On Monday, Bertha Madras, a professor of psychobiology at Harvard Medical School and part of Trump’s newly formed “Commission on Combating Drug Addiction and the Opioid Crisis," told a crowd in Wyoming that all of the horrors associated with opioids and prescription painkillers are very similar to what the government predicts will happen with respect to marijuana.
“The lessons that we have learned from opioids are directly applicable or generalizable to marijuana,” she said at a “marijuana education” event, reports the Associated Press.
Dr. Madras, who opposes the legalization of marijuana, even for medicinal use, believes the United States will someday see an epidemic related to the use of legal cannabis. She told the audience that very little was known about opioids at the time when doctors began prescribing them to every patient who walked into their office complaining of a little pain. Now, millions of people are addicted to these types of medications. It for this reason that she wants to encourage lawmakers to err on the side of caution when it comes to the legalization of marijuana. If not, she said, one day the nation we will be trying to figure out how to curb marijuana addiction – but by then, it will be too late.
“Our drug policy needs to be driven by our core values and rooted in science,” she said.
However, Dr. Madras’ latest anti-pot comments should come as no surprise.
Last year, at a debate in Washington D.C., she argued, “Just because a plant is old and was used as medicine in ancient times doesn’t mean it’s a currently effective medicine.” She went on to add that, “we do not have evidence that it’s effective [or] safe.”
In an opinion piece published last year in the Washington Post entitled “5 Reasons Marijuana Is Not Medicine,” Madras said that more people are addicted to marijuana than any other illicit substance. She argued that dispensary weed does not have the proper controls to be considered medicine, and that there is far from enough support from the medical community to even begin to vaguely suggest that cannabis comes with therapeutic benefits.

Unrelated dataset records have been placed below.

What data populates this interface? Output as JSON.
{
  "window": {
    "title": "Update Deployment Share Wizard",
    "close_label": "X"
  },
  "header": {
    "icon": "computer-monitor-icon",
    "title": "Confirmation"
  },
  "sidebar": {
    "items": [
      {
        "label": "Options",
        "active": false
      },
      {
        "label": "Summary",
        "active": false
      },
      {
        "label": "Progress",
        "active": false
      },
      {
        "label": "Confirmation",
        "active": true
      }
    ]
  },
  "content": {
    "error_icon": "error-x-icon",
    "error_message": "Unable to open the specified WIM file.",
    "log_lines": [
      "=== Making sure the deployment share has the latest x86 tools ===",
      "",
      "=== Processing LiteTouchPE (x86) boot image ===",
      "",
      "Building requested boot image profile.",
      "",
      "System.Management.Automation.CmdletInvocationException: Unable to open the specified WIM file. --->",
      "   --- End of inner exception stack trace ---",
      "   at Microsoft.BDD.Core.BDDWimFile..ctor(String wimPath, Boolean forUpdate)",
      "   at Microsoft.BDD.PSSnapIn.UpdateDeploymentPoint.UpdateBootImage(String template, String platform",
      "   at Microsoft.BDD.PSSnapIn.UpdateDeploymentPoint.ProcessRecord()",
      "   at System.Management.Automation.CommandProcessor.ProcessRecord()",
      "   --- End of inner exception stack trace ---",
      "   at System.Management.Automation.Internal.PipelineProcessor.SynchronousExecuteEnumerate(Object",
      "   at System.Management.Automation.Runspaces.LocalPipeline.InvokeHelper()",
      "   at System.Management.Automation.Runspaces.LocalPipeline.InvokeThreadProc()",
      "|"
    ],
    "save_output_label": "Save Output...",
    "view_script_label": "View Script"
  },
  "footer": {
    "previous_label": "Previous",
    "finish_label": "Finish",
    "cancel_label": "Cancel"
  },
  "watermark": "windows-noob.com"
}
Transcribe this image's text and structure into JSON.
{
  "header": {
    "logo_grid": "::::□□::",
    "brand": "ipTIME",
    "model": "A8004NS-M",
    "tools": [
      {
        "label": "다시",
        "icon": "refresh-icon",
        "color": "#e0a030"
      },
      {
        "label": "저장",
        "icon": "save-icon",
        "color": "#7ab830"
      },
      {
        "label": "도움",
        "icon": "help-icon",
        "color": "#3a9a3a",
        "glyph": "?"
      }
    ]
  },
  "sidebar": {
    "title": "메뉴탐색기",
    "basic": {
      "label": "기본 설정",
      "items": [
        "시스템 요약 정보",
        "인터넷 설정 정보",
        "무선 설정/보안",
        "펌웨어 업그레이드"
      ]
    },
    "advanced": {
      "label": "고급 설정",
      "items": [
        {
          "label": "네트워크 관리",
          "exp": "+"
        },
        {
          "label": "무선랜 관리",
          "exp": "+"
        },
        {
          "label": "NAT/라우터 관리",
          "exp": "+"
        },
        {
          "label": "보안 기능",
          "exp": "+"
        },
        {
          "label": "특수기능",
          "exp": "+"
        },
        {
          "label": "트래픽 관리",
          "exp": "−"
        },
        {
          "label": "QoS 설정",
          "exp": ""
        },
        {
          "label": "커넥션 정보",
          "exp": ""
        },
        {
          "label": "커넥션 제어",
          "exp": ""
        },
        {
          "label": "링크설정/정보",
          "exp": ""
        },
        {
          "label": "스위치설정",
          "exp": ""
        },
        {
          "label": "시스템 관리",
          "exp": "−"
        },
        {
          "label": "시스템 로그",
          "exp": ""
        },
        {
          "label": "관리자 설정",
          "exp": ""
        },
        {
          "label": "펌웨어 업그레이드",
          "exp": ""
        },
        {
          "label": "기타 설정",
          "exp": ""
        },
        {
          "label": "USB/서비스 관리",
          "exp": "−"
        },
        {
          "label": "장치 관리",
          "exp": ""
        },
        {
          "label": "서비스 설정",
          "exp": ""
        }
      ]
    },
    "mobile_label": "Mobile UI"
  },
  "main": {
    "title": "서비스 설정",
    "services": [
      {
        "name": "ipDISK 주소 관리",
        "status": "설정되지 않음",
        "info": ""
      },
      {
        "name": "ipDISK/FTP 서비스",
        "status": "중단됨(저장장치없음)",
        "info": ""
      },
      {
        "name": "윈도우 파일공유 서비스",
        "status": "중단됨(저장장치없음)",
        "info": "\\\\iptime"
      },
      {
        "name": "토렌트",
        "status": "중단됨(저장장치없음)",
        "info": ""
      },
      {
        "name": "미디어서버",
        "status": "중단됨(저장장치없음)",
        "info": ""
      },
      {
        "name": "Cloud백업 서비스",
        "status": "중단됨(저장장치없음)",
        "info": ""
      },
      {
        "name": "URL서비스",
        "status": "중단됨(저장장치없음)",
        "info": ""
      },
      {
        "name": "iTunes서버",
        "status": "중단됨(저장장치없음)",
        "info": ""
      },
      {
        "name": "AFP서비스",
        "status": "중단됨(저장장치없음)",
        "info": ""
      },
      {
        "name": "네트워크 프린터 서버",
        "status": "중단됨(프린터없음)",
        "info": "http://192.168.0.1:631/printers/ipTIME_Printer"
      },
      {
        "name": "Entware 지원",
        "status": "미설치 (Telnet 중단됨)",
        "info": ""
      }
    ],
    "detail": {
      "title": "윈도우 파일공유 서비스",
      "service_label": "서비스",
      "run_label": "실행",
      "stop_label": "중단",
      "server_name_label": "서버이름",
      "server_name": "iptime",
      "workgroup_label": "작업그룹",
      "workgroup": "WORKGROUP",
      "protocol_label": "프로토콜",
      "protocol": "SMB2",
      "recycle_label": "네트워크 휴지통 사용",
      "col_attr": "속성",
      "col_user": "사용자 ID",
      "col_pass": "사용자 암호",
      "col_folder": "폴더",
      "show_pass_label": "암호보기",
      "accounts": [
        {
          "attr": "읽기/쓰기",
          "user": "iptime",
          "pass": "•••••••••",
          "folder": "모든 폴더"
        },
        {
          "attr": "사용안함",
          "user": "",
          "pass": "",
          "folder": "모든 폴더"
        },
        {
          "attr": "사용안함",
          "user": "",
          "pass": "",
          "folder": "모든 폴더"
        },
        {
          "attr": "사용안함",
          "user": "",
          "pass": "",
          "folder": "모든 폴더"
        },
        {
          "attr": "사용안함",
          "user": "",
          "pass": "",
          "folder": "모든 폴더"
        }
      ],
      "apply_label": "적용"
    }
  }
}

“Marijuana fails to meet any of these five criteria for accepted medical use in the United States. At present, it belongs in Schedule I,” she wrote.
Although we may have gotten used to government agencies and their various tasks forces standing up against the idea that marijuana should be made legal all over the nation, the opinions of Dr. Madras could potentially threaten statewide legalization efforts, as she is now feeding all of he “medical expertise” on cannabis and its supposed connection to the opioid epidemic to President Trump. And since part of her job is to “make recommendations to the President for improving the Federal response to drug addiction and the opioid crisis,” there could easily be some hardships on the horizon for the entire scope of the legal cannabis trade.
Rest assured, U.S. Attorney General Jeff Sessions is just waiting for someone in the administration to give him a good excuse to revamp the current “hands off” policy and shut the door on cannabis nationwide.